[WHAT NEEDS TO BE DONE]: If a line in the listing below holds the word "title", it counts toward the total; report that total alone.
━━━━━━━━━━━━━━━━━━━━━━━━━━━━━━
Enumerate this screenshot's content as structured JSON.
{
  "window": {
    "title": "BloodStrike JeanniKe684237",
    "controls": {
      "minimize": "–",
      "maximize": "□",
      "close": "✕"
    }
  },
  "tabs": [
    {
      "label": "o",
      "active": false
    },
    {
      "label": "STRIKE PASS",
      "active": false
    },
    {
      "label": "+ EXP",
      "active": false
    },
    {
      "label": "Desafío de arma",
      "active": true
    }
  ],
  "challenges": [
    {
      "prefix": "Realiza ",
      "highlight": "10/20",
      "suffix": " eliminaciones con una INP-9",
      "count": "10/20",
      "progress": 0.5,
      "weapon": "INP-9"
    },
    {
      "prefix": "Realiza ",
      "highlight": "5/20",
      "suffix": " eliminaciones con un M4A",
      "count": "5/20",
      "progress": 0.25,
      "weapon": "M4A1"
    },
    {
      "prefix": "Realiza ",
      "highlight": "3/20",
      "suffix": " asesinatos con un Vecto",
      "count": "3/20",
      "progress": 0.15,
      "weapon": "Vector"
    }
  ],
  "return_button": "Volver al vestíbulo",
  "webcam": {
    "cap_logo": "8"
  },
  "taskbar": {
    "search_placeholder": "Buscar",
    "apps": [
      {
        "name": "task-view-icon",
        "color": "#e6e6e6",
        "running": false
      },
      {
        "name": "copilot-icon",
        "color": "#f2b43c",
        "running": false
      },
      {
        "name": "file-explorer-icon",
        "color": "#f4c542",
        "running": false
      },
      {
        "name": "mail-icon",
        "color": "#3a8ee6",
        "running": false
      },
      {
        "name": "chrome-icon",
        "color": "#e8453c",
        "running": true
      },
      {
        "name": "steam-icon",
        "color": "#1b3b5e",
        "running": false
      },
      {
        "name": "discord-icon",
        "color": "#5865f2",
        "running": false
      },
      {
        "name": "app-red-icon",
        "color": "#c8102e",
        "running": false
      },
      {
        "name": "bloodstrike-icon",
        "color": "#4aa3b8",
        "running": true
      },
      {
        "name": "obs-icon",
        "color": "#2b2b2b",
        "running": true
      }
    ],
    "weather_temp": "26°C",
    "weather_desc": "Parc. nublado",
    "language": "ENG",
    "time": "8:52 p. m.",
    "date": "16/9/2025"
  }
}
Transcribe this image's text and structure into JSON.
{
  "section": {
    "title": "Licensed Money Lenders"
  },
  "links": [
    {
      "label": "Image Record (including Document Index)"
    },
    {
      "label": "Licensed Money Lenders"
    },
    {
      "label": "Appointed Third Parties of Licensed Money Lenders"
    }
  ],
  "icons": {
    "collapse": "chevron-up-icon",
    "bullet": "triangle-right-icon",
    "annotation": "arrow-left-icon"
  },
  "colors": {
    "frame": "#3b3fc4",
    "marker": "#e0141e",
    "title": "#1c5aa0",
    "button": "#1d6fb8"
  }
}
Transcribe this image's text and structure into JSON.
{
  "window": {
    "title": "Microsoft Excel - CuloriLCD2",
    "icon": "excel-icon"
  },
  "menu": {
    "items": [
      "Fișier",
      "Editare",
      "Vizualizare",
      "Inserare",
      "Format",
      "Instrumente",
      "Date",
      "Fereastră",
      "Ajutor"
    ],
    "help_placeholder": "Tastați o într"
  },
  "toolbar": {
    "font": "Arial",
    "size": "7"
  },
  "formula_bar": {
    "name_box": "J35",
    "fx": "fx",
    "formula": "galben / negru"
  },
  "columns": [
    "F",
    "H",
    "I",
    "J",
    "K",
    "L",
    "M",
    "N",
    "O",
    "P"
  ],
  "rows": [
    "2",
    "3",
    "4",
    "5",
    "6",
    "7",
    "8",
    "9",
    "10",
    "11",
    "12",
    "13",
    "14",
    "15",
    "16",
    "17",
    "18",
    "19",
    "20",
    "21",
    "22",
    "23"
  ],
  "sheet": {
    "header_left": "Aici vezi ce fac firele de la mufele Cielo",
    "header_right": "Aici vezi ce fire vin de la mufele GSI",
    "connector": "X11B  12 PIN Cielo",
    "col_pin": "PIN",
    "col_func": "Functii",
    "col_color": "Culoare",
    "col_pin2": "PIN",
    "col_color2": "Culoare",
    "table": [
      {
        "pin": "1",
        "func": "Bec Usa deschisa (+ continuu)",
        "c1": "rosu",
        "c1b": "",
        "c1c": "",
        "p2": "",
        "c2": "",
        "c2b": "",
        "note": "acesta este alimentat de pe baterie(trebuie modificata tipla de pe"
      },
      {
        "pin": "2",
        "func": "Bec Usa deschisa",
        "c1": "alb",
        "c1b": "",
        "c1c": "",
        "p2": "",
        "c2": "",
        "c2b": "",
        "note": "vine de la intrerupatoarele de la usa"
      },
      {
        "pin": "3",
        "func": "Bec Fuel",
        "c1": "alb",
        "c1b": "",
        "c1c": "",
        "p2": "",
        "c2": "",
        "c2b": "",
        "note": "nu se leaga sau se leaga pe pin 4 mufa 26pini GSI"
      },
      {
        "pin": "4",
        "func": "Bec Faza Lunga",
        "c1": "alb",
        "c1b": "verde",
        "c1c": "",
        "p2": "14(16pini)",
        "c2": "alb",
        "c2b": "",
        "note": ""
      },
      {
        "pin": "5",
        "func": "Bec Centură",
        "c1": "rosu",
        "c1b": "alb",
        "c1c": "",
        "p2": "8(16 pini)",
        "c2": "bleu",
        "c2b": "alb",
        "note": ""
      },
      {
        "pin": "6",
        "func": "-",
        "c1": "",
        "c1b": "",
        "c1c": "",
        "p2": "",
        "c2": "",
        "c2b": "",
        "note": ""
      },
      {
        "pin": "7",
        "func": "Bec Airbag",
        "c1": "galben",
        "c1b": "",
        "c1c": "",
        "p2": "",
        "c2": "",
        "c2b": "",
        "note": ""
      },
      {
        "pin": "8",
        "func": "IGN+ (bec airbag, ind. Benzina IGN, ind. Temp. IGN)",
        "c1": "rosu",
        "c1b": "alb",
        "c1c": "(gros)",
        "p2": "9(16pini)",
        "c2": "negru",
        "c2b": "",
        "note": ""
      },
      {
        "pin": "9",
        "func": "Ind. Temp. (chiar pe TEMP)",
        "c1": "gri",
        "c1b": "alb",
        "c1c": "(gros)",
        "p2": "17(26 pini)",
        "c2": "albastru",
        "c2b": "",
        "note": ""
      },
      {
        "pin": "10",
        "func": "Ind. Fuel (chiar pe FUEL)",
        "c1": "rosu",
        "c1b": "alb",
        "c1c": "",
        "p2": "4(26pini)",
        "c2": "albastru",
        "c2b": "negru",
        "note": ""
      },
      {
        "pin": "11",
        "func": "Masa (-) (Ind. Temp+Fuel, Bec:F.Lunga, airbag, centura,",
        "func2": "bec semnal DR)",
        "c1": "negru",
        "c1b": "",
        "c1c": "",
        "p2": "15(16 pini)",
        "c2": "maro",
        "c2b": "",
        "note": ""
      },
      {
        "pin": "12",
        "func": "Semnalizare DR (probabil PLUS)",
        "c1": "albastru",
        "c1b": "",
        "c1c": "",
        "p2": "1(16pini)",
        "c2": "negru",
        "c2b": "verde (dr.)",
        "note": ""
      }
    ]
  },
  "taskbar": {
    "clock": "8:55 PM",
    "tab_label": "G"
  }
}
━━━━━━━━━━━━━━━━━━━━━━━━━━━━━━
[TASK SOLUTION]: 4